  • What are the potential risks of diluting your company’s overall margin, and what’s the likelihood you’ll be left with a low-margin business? Price alone does not drive customers.



Why Can Lowering Your Price Be a Bad Strategy?

My personal conviction is that all good things come from profit. Based on my experience of running several successful businesses, I believe the single most important element to consider at all times is the gross profit margin of your company. If that’s healthy and stays healthy, the future is bright. If not, your business could be headed for serious trouble.

Cash is always king.

Every business rises or falls based on cash flow. Without cash, you can’t purchase the raw materials needed for your products. You can’t pay the rent on an office or warehouse. You can’t pay employees to sell your product, manage your business processes, and so on. A profitable enterprise generates more cash than it expends. A struggling enterprise spends more money than it takes in.

How to Maintain Profit Margin

Gross profit represents the difference between the sales of your products (or services) and the cost of goods sold. This leads to a basic fact of life that every business, regardless of size, must follow. The greater your gross profit margin, the more money comes in. The lower the gross profit margin, the less cash is available to pay for business expenses and to invest in the growth of the company.

Decide how to preserve those margins. Regardless of what the business whiz kids say, there’s no silver bullet to managing gross profit margins, only an informed decision-making process based on an objective assessment of the situation.

To maintain a healthy gross profit margin, you can either (a) cut operating expenses; (b) raise the price of your products or services; or (c) increase operational efficiency.

Cutting Expenses

Whatever you sell comes with expenses attached—everything from sales and administrative costs to labor and shipping fees. The greater your expenses, the less profit you have.
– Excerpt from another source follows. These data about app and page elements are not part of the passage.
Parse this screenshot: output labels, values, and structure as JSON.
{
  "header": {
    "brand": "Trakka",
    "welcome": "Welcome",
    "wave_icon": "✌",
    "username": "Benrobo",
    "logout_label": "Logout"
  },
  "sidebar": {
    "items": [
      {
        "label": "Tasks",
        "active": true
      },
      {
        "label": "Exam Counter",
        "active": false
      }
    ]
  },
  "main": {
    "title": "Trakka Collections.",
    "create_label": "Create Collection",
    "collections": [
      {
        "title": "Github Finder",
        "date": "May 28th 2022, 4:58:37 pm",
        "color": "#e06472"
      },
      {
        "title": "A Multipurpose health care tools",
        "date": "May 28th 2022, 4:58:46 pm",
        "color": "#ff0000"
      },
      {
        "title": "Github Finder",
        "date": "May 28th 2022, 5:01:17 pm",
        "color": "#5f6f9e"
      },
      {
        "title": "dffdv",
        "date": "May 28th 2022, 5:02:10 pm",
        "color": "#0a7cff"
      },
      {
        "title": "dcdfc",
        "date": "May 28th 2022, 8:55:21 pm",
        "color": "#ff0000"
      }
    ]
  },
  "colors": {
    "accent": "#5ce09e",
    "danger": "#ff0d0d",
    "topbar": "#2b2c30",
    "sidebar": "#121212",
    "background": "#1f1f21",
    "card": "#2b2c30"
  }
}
Put every single business expense under the cost-cutting microscope. As finance expert Mike Periu notes, “If you can’t articulate in a clear and simple manner what a particular expenditure does for your business, then you should question whether it’s truly money well spent.”

Lowering Prices

Some business owners believe lowering the prices of their goods and services will lead to an increase in gross profit. In my experience, this is rarely the case. Unless there’s a corresponding decrease in expenses, you’re stuck with reduced profits and even less wiggle room than before to fund all the processes necessary to stay afloat. Plus, your business becomes known chiefly as a “low-cost” enterprise, which many customers associate with lesser quality.

So is raising prices the answer? For businesses with an established customer base, there’s less of a risk, as long as those customers are assured of continuity in the quality and delivery of the desired product. Plus there’s a possible increase in gross profit, which means more cash on hand to fund expenses and invest in new equipment, building renovations and so on.

Of course, along with a price increase, you must demonstrate a rigorous commitment to quality and a higher level of service than your competitors. The pay-off? A budding reputation in the marketplace as a “premium” business, offering quality customers can always depend on.

Operational Efficiency

Manufacturing and delivering your products using the most cost-effective process is also key to maintaining a viable gross profit margin. This process demands constant attention to streamlining core operations while remaining responsive to changes in the marketplace.

Businesses must learn to “just say no!” to redundancy and waste, but they must also maximize the use of those resources (employees, technology, etc.) most critical to their continued success.

Commonly adopted techniques include:

  • Outsourcing activities better performed by others
  • Identifying opportunities for supplier discounts on bulk sales
  • Getting rid out of outmoded or obsolete equipment

Remember, it all starts and ends with gross profit. Make that the key element of your long-range business strategy and good things will follow.

Brad Mishlove